Costly Section 106 agreements are pricing some developers out of the market, according to the peer-to-peer lending website Lendy.
The website claimed developers were forced to pay £2.1bn to local authorities last year via Section 106 agreements in order to grant planning applications, compared to £1.7bn five years ago.
It added developers will often be asked to make a lump-sum payment to the local authority without any clear indication on how the money will be spent and some agreements can reach up to £10m or more.
‘It’s no secret that there is a housing shortage in the UK,’ said Lendy co-founder, Liam Brooke. ‘More needs to be done to help support developers – allowing them to get spades in the ground and houses built.
‘Agreements with local authorities for planning permissions can be both complex and costly for developers.

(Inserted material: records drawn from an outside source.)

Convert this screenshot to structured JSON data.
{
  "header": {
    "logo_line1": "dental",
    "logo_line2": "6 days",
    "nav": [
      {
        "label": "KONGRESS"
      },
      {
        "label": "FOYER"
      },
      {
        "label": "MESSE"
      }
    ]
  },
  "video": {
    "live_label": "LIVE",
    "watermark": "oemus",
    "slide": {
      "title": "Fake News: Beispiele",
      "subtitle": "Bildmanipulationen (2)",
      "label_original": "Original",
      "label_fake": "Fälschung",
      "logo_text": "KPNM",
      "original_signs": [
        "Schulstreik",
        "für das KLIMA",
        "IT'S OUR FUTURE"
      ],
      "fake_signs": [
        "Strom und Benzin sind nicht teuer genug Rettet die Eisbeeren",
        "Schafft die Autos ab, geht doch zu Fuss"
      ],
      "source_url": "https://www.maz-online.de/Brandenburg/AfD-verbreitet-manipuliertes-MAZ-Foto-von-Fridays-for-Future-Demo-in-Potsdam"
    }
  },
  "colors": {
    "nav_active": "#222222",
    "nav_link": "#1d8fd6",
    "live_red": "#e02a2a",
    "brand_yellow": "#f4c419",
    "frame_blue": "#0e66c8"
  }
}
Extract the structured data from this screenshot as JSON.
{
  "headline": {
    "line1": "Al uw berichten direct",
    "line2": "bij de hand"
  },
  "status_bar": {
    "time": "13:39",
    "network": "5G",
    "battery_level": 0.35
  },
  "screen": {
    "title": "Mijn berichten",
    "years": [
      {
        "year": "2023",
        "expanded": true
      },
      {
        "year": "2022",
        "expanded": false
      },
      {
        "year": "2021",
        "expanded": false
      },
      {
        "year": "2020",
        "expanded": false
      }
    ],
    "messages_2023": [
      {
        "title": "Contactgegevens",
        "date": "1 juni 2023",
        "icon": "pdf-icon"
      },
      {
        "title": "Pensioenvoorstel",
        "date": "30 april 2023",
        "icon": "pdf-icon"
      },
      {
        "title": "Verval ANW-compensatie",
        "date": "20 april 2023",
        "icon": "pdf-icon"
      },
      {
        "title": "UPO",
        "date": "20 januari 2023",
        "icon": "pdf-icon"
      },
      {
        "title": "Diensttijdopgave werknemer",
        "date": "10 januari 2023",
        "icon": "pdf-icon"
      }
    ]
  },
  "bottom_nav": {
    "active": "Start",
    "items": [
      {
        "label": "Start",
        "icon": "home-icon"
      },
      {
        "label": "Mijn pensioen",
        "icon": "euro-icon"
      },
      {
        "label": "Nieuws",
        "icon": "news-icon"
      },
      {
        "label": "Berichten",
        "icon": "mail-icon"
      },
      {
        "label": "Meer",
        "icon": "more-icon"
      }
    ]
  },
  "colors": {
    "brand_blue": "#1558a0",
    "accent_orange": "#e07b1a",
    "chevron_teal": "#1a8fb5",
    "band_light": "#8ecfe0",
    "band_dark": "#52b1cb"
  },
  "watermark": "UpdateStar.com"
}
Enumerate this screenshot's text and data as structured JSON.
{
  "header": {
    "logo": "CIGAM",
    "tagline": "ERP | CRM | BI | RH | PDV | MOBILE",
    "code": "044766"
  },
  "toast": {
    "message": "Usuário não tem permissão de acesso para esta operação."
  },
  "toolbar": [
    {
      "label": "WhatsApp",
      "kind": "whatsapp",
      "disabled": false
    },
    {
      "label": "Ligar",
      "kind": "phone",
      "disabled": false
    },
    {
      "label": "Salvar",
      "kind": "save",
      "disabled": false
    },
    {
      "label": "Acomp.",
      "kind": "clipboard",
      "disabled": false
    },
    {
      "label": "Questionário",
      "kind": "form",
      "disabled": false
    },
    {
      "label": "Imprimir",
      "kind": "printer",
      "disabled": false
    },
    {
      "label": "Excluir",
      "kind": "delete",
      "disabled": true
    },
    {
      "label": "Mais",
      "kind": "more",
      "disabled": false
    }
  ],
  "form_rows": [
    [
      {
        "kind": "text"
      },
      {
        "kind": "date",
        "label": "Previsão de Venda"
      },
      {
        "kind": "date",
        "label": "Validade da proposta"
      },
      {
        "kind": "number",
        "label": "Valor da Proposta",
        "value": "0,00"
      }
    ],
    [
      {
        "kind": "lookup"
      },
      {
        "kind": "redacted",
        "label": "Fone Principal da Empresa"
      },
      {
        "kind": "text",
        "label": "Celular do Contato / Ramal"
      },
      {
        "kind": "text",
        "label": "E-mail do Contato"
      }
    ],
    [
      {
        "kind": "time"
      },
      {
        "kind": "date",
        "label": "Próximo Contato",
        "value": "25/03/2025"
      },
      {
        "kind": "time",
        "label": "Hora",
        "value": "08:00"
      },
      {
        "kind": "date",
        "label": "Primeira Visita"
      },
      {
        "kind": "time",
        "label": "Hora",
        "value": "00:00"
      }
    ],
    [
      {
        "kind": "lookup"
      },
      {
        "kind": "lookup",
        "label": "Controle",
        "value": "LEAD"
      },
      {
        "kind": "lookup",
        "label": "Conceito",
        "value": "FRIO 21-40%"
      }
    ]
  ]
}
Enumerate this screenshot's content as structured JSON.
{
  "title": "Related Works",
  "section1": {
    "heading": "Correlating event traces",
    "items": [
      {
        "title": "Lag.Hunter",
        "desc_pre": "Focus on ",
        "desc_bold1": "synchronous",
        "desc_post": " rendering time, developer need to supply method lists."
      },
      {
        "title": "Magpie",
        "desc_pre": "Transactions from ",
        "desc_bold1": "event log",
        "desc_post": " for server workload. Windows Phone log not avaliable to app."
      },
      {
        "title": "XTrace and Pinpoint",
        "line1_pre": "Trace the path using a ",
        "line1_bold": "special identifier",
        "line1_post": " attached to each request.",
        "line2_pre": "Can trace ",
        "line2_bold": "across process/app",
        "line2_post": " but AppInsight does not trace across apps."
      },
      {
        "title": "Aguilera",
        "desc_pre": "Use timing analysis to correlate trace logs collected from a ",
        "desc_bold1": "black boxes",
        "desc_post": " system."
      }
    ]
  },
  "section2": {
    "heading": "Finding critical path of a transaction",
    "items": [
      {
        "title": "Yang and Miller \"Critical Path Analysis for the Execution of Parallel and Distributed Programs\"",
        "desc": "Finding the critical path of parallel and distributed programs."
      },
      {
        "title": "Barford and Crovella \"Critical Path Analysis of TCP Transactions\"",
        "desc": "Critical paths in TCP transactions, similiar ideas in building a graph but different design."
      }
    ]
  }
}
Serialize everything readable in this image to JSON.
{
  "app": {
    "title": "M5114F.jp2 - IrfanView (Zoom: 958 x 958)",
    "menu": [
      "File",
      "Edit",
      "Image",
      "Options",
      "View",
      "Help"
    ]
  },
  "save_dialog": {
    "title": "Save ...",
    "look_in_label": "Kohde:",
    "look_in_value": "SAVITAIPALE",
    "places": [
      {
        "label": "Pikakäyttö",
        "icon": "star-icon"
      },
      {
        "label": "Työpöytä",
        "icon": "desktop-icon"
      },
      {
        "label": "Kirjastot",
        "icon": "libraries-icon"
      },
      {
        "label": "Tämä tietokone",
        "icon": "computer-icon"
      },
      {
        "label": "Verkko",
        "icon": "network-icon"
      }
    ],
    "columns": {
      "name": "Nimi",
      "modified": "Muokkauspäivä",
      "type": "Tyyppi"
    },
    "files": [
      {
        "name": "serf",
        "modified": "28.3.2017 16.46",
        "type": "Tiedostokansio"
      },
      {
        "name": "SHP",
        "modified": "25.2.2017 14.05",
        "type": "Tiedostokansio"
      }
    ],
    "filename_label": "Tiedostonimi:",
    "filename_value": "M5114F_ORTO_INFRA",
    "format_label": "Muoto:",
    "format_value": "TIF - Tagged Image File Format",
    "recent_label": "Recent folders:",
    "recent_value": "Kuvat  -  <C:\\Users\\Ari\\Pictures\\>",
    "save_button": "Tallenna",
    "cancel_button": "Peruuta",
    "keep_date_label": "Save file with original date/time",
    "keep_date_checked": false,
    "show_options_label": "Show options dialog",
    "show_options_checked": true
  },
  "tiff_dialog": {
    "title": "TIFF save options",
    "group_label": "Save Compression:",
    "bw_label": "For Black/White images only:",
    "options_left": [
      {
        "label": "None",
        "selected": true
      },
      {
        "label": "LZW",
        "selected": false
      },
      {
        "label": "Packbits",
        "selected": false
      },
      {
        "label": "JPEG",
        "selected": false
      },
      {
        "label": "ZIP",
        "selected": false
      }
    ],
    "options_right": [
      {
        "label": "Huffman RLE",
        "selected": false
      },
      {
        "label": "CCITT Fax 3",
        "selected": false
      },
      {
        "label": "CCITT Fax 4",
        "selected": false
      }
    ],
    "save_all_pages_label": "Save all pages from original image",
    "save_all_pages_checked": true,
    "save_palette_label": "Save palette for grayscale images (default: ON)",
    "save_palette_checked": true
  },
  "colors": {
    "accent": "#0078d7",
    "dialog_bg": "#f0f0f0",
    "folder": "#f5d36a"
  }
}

‘You can argue that Section 106 agreements can be beneficial in ensuring the local community benefits from developments, however, the fact that smaller developers are being priced out of the market by these added costs is a real concern.
‘For smaller developers who are already struggling to find funding for their developments, these added costs can be the final nail in the coffin,’ added Mr Brooke.
‘If developers are faced with high costs from local authorities they may need to recoup some of their profits which could mean higher house prices or corners being cut during construction.’